Judge: US Army Must Let Palantir Compete to Build Combat Data System

The much-maligned DCGS-A combat data system program is put on hold, thanks to a Silicon Valley company's lawsuit.

Silicon Valley technology company Palantir will get a second chance to provide the Army’s data intelligence and distribution system, which could determine the way operators across the military share and use data during operations. Palantir supporters argue that their system will be much easier and intuitive for operators to use intelligence. But some in the military have argued that Silicon Valley’s solution to the data-sharing problem doesn’t meet all of their needs.

The Army did not properly consider whether commercial software could perform better than the military’s expensive Distributed Common Ground System-Army, or DCGS-A, a judge ruled on Monday.

In December 2015, the Army put out a request for vendors to help create the latest iteration of the data intelligence system, DCGS-A2. Palantir went to the Government Accountability Office claiming that the requirements effectively shut them out of the competition. When they lost their GAO appeal, they sued for an injunction.

DCGS-A is a kluge of different pieces of software, some commercial, such as IBM’s i2 Analyst Notebook, ESRI maps, and some created by the military. Palantir makes a product called Gotham that they claim does the same job more reliably, easily, and at less cost.

“Palantir has developed a technology that solves the needs of DCGS. That technology has been successfully used by Army units and by numerous military and intelligence agencies. Army commanders in the field have repeatedly asked for Palantir’s product to solve the needs DCGS is supposed to solve. Yet the Army has now issued a solicitation that makes it impossible for Palantir to compete for the new DCGS contract. That is irrational. It also directly violates the law,” says the lawsuit.
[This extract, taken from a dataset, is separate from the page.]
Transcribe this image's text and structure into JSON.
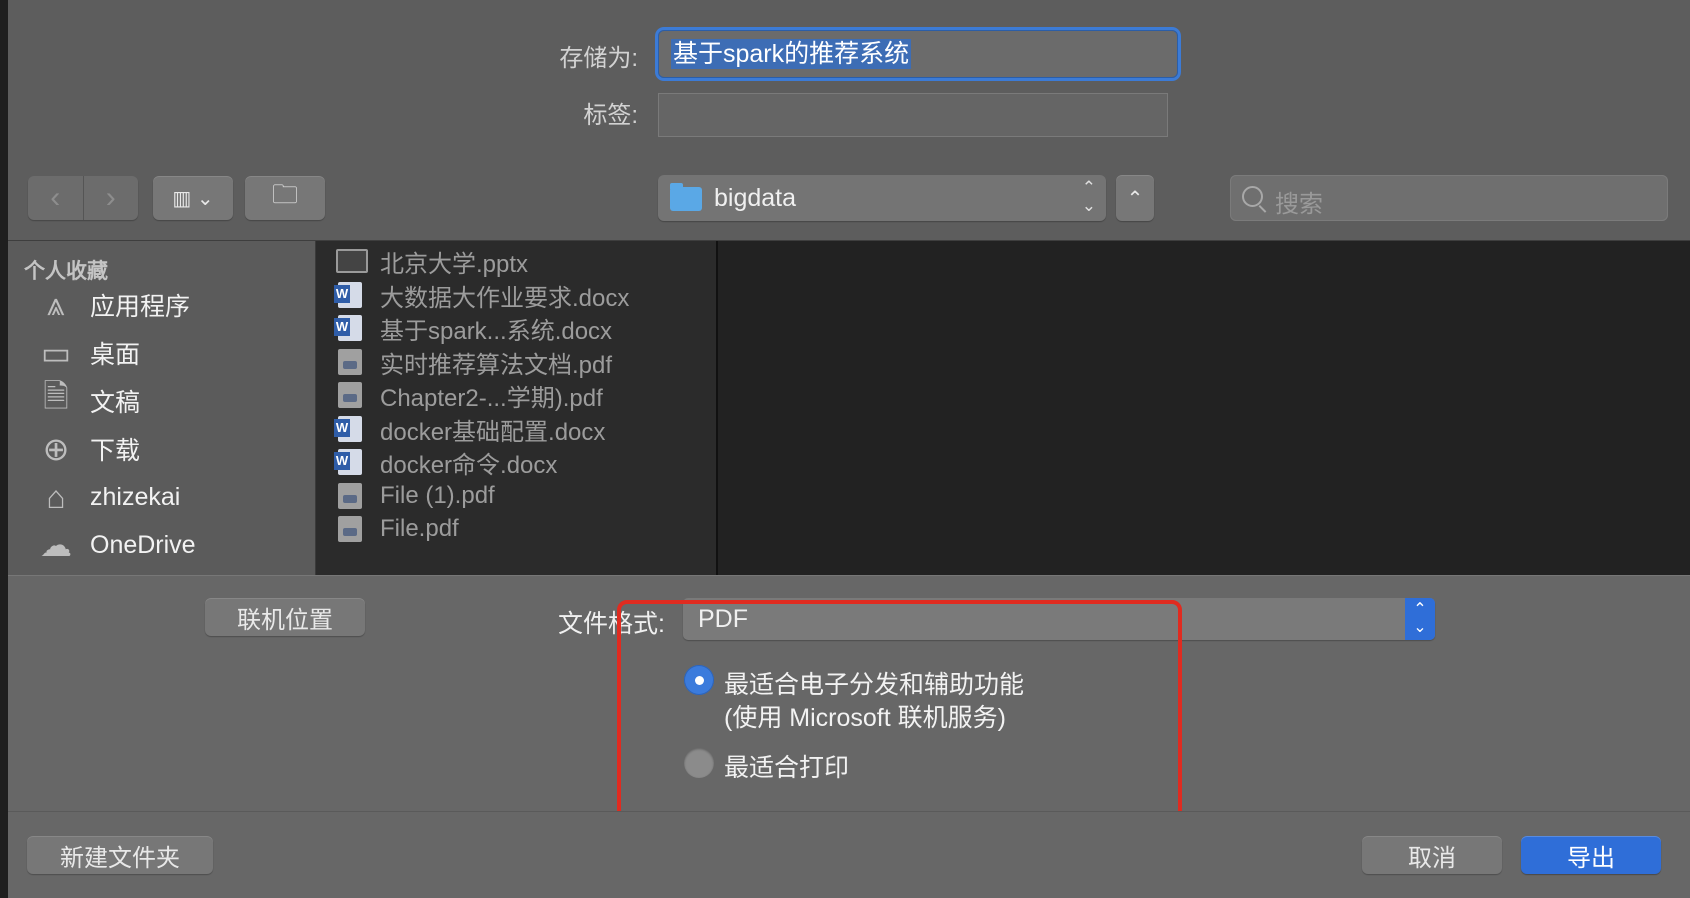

The ruling from U.S. Court of Federal Claims Judge Marian Blank Horn, imposes an injunction on the Army’s request, according to Bloomberg .

The argument for DCGS is that Palantir doesn’t do all that DCGS can do. It may take more training to learn how to use, and the map layers may crap out, but the variety of capabilities and different data sources that it can handle is beyond what Palantir can handle.

DCGS-A has its defenders in the military, such as former Army Chief of Staff Gen. Ray Odierno , who can be seen in this video shouting at Rep. Duncan Hunter, R-Calif., a longtime critic of the program. The screaming starts around the two-hour mark.

But operators, particularly in the Special Operations community, gave Palantir high marks over DCGS. In July, one analyst called DCGS “slow-loading trash that’s not easy to use.”

Hunter has long been a critic of the entire DCGS program. “From the start, this was always more than just a contracting fight. Soldiers in combat have repeatedly requested an off-the-shelf alternative that they assert saves lives. In one instance, a commander of a major division called it a matter of life and limb. The fact that this technology has been repeatedly denied and actively discredited is an example of bureaucracy at its worst,” Hunter said Monday.